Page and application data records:
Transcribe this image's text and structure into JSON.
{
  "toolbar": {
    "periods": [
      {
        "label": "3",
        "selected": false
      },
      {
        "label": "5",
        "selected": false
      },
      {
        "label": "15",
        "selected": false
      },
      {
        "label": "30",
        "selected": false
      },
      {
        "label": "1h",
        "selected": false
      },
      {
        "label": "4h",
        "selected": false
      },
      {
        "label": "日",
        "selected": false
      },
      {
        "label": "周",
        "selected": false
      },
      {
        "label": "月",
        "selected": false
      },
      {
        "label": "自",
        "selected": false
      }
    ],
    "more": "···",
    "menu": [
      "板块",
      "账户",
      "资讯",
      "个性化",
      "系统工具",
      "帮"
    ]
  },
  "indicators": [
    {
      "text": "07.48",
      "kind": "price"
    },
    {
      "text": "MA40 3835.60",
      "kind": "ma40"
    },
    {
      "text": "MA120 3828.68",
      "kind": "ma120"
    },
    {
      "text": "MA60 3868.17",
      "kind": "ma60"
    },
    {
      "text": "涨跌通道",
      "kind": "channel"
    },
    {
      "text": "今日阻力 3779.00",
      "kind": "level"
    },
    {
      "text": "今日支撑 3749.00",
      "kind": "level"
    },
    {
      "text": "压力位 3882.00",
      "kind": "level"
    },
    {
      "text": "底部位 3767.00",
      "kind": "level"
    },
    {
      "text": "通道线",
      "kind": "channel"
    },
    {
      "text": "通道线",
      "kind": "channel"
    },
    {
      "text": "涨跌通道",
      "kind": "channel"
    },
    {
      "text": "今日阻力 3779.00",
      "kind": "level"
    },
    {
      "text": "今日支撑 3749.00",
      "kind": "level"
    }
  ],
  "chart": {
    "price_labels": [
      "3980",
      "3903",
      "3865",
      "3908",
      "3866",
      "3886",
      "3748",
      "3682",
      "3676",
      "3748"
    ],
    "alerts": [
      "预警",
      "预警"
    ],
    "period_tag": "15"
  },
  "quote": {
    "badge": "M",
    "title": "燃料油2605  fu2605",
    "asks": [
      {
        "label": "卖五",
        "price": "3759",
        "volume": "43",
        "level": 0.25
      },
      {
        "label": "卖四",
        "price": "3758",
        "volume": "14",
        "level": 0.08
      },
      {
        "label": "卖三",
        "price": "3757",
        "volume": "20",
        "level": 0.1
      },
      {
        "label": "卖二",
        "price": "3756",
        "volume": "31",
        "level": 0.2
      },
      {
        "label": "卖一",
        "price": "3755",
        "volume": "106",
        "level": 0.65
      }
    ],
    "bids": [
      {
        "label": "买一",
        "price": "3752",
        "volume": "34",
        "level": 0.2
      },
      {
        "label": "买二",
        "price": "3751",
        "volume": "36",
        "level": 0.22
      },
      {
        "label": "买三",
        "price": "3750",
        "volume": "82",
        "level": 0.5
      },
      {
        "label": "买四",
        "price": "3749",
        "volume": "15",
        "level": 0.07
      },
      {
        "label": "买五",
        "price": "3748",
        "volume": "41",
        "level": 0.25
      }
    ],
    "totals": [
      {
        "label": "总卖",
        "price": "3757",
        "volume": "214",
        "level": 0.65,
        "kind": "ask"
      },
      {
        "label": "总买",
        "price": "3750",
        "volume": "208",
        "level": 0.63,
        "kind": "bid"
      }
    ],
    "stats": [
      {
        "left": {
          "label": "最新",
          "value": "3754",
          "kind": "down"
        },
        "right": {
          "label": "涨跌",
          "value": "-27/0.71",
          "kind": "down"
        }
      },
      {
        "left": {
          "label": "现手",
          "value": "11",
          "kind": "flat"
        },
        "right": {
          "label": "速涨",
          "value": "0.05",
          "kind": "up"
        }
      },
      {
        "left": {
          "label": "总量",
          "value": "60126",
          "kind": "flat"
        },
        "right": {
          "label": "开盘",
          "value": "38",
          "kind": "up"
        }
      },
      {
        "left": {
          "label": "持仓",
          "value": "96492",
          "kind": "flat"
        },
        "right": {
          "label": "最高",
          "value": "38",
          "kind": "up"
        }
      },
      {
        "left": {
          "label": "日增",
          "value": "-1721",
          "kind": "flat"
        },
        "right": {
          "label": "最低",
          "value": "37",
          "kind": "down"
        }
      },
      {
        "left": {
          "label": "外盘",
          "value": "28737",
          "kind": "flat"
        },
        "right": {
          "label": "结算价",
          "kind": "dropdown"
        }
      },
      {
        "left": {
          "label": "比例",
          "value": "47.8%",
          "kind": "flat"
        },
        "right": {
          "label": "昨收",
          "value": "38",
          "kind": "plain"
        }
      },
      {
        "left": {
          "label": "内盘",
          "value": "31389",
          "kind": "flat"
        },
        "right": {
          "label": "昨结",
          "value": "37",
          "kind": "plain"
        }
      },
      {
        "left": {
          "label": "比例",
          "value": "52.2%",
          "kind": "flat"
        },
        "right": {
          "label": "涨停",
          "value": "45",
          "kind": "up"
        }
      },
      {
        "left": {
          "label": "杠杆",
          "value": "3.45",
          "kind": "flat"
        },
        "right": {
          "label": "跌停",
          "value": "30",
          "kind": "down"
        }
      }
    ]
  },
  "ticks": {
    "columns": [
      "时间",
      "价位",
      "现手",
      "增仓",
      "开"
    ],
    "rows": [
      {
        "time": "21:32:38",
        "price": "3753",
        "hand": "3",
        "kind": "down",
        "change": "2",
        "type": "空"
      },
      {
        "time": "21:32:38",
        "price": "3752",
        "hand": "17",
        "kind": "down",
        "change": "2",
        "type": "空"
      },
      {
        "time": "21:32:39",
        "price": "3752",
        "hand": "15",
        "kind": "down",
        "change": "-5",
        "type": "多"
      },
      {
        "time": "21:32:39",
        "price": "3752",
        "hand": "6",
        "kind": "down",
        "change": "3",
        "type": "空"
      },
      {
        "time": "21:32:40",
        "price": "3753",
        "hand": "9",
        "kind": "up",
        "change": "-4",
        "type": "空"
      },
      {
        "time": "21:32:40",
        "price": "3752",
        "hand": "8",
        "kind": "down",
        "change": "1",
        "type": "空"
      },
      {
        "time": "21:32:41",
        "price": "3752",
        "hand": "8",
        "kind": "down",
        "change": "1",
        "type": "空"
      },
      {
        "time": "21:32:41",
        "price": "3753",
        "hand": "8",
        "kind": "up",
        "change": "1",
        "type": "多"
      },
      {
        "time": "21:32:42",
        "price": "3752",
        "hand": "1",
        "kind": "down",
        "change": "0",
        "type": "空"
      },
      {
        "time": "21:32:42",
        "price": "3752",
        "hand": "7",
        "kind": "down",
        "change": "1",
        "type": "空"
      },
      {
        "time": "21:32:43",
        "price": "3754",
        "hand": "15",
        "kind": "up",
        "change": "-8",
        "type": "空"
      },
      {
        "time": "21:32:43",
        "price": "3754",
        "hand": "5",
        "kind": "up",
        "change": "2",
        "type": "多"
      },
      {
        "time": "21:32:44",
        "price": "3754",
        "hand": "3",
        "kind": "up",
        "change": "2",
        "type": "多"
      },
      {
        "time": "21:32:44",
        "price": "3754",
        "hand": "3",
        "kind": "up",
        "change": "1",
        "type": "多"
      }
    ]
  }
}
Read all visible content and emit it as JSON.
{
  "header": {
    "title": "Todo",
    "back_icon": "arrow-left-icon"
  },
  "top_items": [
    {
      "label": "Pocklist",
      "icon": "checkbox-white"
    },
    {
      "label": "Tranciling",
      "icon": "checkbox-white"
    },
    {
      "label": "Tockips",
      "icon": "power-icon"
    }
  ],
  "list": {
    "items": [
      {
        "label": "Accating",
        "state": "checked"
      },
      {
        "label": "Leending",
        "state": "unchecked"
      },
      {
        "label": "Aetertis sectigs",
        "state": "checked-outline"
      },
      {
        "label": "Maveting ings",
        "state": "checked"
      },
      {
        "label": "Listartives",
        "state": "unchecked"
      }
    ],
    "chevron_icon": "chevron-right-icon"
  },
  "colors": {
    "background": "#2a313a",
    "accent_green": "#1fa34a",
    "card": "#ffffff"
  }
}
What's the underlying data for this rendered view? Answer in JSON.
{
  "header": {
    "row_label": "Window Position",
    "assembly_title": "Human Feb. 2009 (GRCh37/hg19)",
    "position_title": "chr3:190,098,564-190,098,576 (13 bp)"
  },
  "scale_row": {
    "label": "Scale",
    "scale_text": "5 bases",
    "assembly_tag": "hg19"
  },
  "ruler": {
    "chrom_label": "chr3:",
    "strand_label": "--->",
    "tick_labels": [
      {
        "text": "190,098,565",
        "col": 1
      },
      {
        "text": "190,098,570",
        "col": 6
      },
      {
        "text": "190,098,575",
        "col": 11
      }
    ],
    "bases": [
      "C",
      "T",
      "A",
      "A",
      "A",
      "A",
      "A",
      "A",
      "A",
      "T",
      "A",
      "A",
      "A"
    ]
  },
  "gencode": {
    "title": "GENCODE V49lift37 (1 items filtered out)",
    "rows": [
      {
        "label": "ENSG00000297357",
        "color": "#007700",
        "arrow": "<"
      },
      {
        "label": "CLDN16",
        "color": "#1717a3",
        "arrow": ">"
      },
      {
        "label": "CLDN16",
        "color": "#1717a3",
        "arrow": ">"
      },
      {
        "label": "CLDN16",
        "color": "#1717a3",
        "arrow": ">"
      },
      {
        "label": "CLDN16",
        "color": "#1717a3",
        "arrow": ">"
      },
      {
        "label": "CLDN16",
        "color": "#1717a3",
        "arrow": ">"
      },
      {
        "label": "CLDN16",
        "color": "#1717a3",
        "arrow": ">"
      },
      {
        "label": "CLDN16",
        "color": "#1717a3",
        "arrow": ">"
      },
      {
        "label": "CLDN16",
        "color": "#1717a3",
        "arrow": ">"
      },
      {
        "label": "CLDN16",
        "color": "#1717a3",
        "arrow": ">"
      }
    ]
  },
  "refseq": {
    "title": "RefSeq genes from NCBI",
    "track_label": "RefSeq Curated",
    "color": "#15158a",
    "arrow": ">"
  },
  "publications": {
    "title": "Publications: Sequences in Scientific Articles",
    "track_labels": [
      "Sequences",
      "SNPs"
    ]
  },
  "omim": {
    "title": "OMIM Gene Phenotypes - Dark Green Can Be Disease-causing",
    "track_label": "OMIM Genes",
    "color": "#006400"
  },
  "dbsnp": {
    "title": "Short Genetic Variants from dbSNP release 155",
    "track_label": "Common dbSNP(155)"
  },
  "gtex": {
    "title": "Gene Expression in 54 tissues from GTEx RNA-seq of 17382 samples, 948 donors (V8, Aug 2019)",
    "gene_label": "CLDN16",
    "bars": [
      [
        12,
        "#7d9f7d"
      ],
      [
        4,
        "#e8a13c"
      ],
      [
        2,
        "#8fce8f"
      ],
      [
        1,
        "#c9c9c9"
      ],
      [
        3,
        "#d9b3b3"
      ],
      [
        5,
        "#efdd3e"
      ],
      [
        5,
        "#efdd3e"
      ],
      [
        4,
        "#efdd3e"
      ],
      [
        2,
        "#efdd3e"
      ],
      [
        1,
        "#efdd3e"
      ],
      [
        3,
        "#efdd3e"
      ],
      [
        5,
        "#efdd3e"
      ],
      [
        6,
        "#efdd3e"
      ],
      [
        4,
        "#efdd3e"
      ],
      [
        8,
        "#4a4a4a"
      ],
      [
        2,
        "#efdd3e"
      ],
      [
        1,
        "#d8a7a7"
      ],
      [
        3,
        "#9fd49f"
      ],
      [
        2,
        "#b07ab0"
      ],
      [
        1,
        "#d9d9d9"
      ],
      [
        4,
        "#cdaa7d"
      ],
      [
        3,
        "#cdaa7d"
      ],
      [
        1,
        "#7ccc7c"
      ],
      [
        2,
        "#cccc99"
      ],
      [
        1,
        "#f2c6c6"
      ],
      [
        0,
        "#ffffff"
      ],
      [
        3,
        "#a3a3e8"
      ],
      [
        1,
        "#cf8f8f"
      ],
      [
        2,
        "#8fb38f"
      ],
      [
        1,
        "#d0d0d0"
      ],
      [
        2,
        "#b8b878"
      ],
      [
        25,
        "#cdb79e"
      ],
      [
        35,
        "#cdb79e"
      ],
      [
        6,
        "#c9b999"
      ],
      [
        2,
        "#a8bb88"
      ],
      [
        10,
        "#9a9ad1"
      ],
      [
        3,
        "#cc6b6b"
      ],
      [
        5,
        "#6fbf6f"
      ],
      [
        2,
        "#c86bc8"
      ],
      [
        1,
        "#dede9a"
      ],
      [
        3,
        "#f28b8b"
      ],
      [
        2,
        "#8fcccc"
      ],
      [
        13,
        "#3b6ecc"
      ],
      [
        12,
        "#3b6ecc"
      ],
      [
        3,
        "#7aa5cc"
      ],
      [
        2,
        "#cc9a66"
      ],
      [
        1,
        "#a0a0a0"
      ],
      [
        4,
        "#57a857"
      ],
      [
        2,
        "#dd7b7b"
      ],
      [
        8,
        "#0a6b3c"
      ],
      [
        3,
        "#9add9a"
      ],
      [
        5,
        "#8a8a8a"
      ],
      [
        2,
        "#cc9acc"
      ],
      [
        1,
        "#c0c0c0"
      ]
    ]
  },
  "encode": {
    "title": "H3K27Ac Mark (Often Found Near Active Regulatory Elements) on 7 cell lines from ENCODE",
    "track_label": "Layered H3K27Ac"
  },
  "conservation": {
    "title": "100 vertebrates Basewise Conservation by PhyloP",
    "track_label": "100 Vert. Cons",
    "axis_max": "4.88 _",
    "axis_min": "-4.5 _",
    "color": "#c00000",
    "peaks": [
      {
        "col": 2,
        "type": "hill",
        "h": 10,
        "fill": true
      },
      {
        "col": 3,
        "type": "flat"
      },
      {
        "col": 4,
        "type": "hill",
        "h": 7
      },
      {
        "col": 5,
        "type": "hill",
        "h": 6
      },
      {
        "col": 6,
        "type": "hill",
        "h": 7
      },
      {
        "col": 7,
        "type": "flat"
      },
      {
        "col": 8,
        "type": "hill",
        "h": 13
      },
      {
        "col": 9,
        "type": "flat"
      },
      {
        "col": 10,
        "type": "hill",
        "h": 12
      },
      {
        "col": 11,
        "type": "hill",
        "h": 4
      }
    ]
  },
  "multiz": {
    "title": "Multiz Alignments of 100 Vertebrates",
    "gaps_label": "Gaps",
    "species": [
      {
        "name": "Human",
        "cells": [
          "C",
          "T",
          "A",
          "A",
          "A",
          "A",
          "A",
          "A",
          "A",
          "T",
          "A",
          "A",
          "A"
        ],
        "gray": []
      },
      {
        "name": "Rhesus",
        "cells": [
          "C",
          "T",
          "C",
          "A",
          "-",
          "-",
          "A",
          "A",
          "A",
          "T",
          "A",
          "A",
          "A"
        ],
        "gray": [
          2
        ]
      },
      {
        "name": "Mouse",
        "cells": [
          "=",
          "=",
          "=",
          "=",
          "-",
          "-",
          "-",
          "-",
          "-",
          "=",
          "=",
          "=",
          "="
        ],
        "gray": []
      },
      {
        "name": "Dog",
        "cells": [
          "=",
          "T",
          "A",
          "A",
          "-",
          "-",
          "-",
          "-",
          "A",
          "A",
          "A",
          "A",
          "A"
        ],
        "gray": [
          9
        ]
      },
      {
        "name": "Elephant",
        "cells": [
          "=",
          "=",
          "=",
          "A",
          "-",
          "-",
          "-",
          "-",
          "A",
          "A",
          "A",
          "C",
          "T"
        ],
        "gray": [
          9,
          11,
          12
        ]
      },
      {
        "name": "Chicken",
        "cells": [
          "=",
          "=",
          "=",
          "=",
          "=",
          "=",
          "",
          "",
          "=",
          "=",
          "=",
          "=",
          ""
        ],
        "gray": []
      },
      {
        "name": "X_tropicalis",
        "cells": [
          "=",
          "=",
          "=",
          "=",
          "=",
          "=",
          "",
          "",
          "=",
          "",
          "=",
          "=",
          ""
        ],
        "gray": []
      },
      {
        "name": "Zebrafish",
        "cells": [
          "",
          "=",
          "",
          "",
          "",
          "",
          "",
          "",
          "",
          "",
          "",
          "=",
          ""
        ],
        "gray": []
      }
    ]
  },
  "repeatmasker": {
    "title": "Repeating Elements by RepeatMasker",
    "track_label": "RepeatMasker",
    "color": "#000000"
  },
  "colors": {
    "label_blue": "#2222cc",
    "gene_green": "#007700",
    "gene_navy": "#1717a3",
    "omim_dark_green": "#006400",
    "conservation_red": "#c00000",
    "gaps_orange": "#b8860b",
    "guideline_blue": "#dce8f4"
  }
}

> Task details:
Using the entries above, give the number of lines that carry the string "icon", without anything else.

> Worked solution:
5